This morning we have a Baptism, and it seems to me one of the significant aspects of having a Baptism on this day, The Feast of St. Matthew, is that we make explicit what Jesus implied in his call of Matthew so long ago—that each of us Come into the world created in the Image of God bearing the indelible mark of our creator’s goodness—and that Nothing can ever change that basic fact. Sure it is true that in the course of life we may make mistakes, and that things happen to us that can partially cover-up or obscure that image of goodness, but baptism reminds that that we are ever God’s own—called to a lifelong relationship with God.
Today, our ancient ritual of baptism with water and our invocation of the Holy Spirit, will initiate Sidney into a formal relationship with God and with this congregation, the gathered people of God. And together we will affirm that nothing will ever be able to break the bond of being a valued child of God with unique gifts to share with the world.
As each of us grow, we inevitably make mistakes, missteps in the wrong direction. Perhaps even there has been a time in your life that has resembled flowing a path into a darkening tunnel. A time of uncertainty and doubt. Some have experienced times where reality itself seems twisted around, with the goodness of life distorted and barely recognizable. The exciting part of this Day, a Day with a Baptism on the Feast of St. Matthew is that it reminds us that no matter how difficult or tough is our journey—we can never reach a place beyond the reach of the loving embrace of God. That our lives are never severed from the possibility of transformation and new growth. By extension, this is the good news of the Gospel that we can share with family, friends and our larger community

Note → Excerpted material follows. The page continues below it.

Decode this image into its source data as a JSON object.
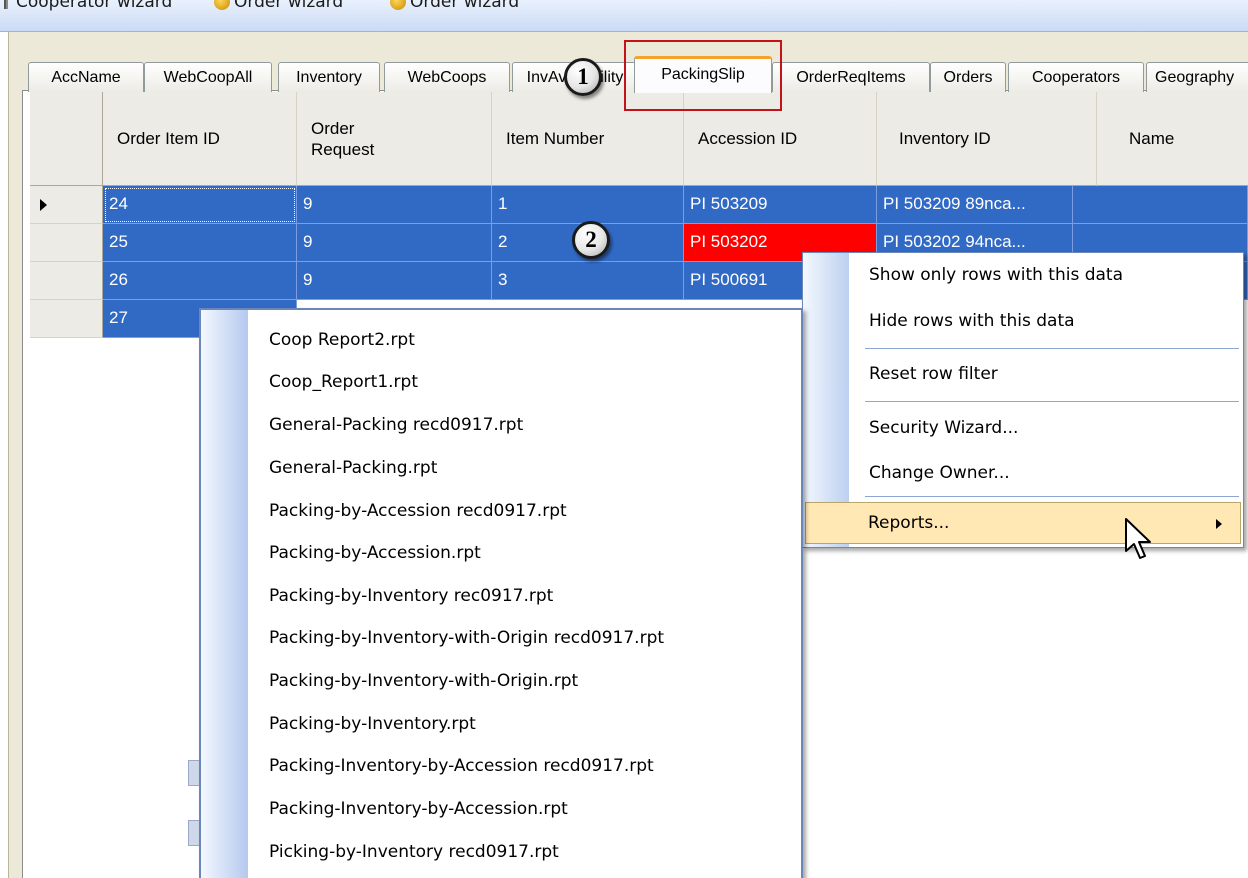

In the our life journey, we are unlikely to meet characters as lost or as desperate as Gollum, or shunned to the extent of Matthew the tax collector, but we will undoubtedly encounter individuals who have to some lesser extent lost their way. Sometimes it may even be ourselves who have gone off course. And In each case, this day reminds us that Jesus ever extends an invitation—that a new future is always possible, and will open up for us when we respond to the simple invitation to follow me.
Sermon preached by The Reverend Doctor Eric Kimball Hinds at The Episcopal Church of Saint Matthew, San Mateo, California on 18 September 2016, The Feast of Saint Matthew and the occasion of the baptism of Sidney Thomas Hills. Lessons: Proverbs 3:1-6; Psalm 119:33-40; 2 Timothy 3:14-17; Matthew 9:9-13.